Fr. Kevin O’Higgins SJ – From Paraguay to Ballymun
Kevin O’Higgins, SJ was born in Dublin. He was inspired to join the Jesuits by the American Jesuit Daniel Berrigan. ““I had never met a priest like that in Ireland”, he says. ““I wasn’t drawn to the Irish model of priesthood which I had grown up with, so Berrigan was the model of priesthood which led me to the Jesuits.” Fr. O’Higgins felt drawn to missionary work in South America which led him to move to Paraguay in 1986. ““My own instinct, long before I joined the Jesuits, was that Christianity is about action, about living a certain way.” This was an important part of the Jesuit philosophy when Fr. O’Higgins joined and he still finds it to be so.
By the 1970s and 1980s, liberation theology was gaining strength in South America and conflict ran high between the Church and the military governments it was opposed to. Many priests and religious people were assassinated for voicing their opposition to such oppressive regimes, including Archbishop Romero of El Salvador. In the early 1980s, Fr. O’Higgins and his colleagues were sent to Paraguay to fill the gap left by a group of Spanish Jesuits who had been expelled for challenging the government’s stance on human rights and civil liberties.
Fr. O’Higgins arrived in Asuncion in 1986 with the late Fr. Brendan Rumley. The two were threatened with expulsion on their very first day because of the order’s association with liberation theology and communism. However, the issue was resolved and they were allowed to remain. Moving to Asuncion was a challenge for Fr. O’Higgins as it meant a complete separation from his family and friends and even his native language. Even though parting was difficult, Kevin soon found his feet. ““Within days, I was making new friends and settling in. To me that was the clearest indication that I was where God wanted me to be.” He was involved in the foundation of the Instituto Superior de Estudios Humanisticos y Filosoficos which was incredibly exciting for him; it was a chance to create a university based on Jesuit ideals of social justice and free from corruption. He described it as ““getting all of my Christmasses at once!” Bilingual communication (Guarani to Spanish) at the Institute was very important. Fr. O’Higgins became aware of how different it was ““not only to speak in a different language, but to think in a different language.” Fr. O’Higgins worked with the Institute for the best part of ten years.

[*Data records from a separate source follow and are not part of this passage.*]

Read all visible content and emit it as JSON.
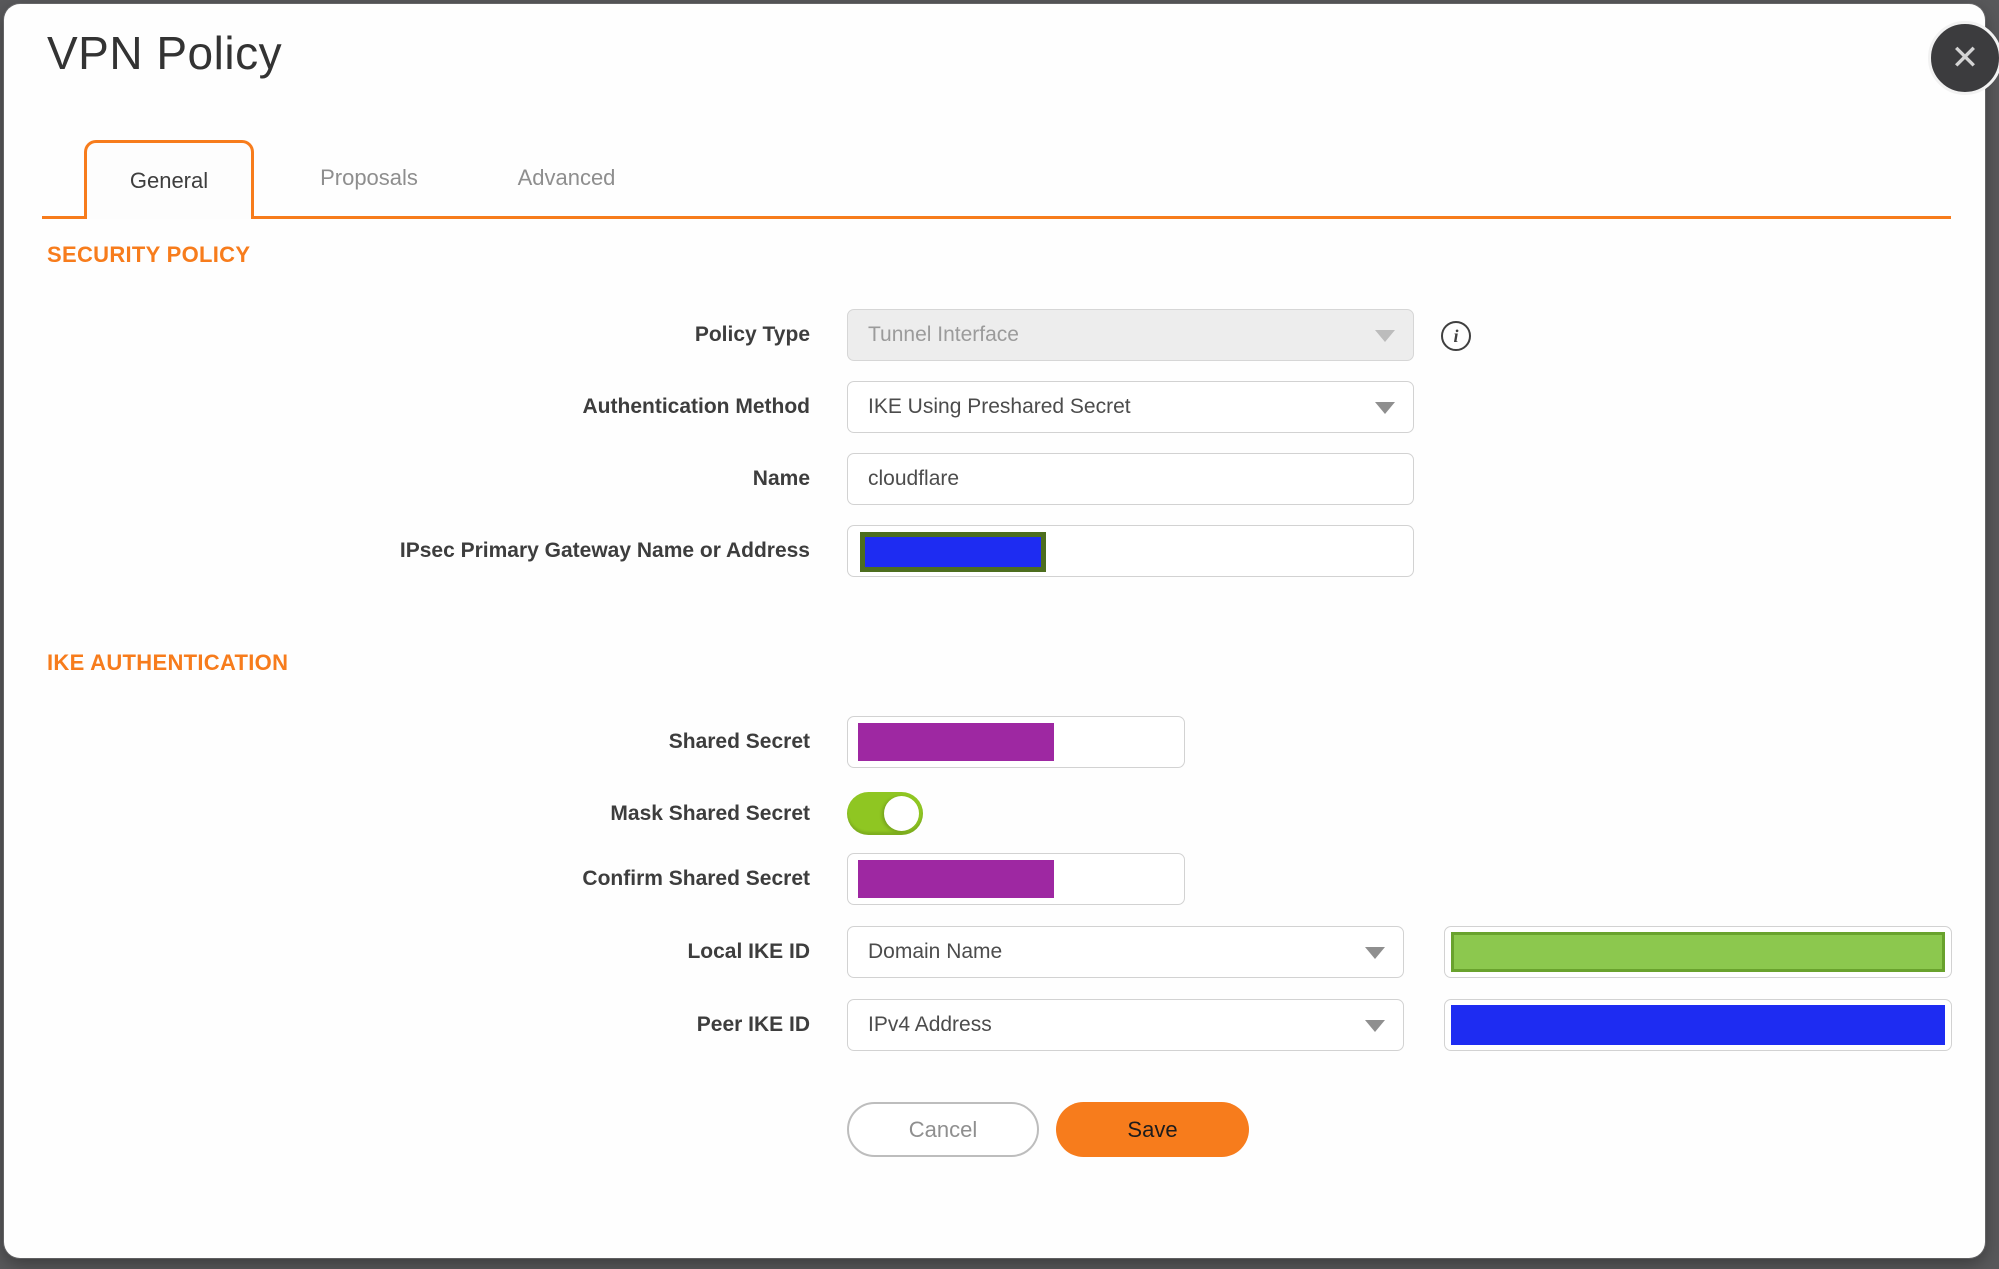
{
  "window": {
    "title": "VPN Policy"
  },
  "tabs": {
    "general": {
      "label": "General",
      "active": true
    },
    "proposals": {
      "label": "Proposals",
      "active": false
    },
    "advanced": {
      "label": "Advanced",
      "active": false
    }
  },
  "sections": {
    "security_policy": "SECURITY POLICY",
    "ike_authentication": "IKE AUTHENTICATION"
  },
  "fields": {
    "policy_type": {
      "label": "Policy Type",
      "value": "Tunnel Interface",
      "disabled": true
    },
    "authentication_method": {
      "label": "Authentication Method",
      "value": "IKE Using Preshared Secret"
    },
    "name": {
      "label": "Name",
      "value": "cloudflare"
    },
    "ipsec_primary_gateway": {
      "label": "IPsec Primary Gateway Name or Address",
      "value_state": "redacted-blue"
    },
    "shared_secret": {
      "label": "Shared Secret",
      "value_state": "redacted-purple"
    },
    "mask_shared_secret": {
      "label": "Mask Shared Secret",
      "state": "on"
    },
    "confirm_shared_secret": {
      "label": "Confirm Shared Secret",
      "value_state": "redacted-purple"
    },
    "local_ike_id": {
      "label": "Local IKE ID",
      "value": "Domain Name",
      "value_state": "redacted-green"
    },
    "peer_ike_id": {
      "label": "Peer IKE ID",
      "value": "IPv4 Address",
      "value_state": "redacted-blue"
    }
  },
  "buttons": {
    "cancel": "Cancel",
    "save": "Save"
  },
  "icons": {
    "close": "✕",
    "info": "i"
  },
  "colors": {
    "accent_orange": "#f77c1c",
    "redaction_purple": "#9e28a2",
    "redaction_blue": "#1e2cf2",
    "redaction_green": "#8cc84e",
    "toggle_green": "#8fc622",
    "backdrop_gray": "#59595b"
  }
}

During his time in Paraguay, Kevin lived with the Jesuit students in the slums or barrios of Asuncion. At times, the poverty of his friends and neighbours seemed almost overwhelming. Witnessing people coping with tragedies and heartbreak was a humbling experience. Fr. O’Higgins came to realize that the faith of the disadvantaged is a truly miraculous entity, because it is tried and tested every day. ““I’ve found that those with faith have a faith which you will never experience anywhere else; it’s a true faith, a Gospel faith.” He found that religion in Paraguay had a strong emphasis on practice rather than belief. People formed their own communities, and took an active role in preparing themselves and their children for various Christian rites. These communities strived to make the basic Christian community something which impacted life outside of the four walls of a church building. Liberation theology in Paraguay, however, was at odds with the right-wing military dictatorship, lead by Alfredo Stroessner. Assassinations and disappearances were common occurrences and Kevin and his colleagues were told to write a will.
Stroessner’s dictatorship fell in 1989 and with it came changes. ““The big change was that there was suddenly freedom to talk,” says Fr. O’Higgins. During the former regime, the police would interfere with the work of the Jesuits and arrest people on false accusations. With the new government, the police began to be seen as people trying to uphold the law rather than breaking it. In 2008, a former Bishop, Fernando Lugo ran for President in Paraguay and won! His election ended 60 years of conservative rule and it is a sign of definite progress.
Fr. O’Higgins returned to Ireland in 2000 and currently works with the JUST programme in Ballymun. He states that he is ““as much a missionary in Dublin as [he] ever was in Paraguay.” His experience in South America has made him much more aware of the different cultures which exist in Dublin, particularly the deep cultural divide. JUST (Jesuit University Support and Training) was founded in 2005 to help bridge this gap. It aims to support students from Ballymun who wish to pursue third level education. They not only face financial barriers to education, but also social and cultural ones. Fr. O’Higgins was ““shocked to learn that only 2-3% of people in Ballymun were going on to third level education, whereas in other parts of Dublin third level participation was 90%.” There are currently over 100 students enrolled with JUST learning the skills to enable them to study at university level. Fr. O’Higgins’ values his work with JUST in Ballymun as much as his experience in Paraguay. ““I regard the work I’m doing now in Ballymun as the most enjoyable and fulfilling work I’ve ever done. It’s tremendously satisfying, and is very similar to what I experienced in Paraguay.”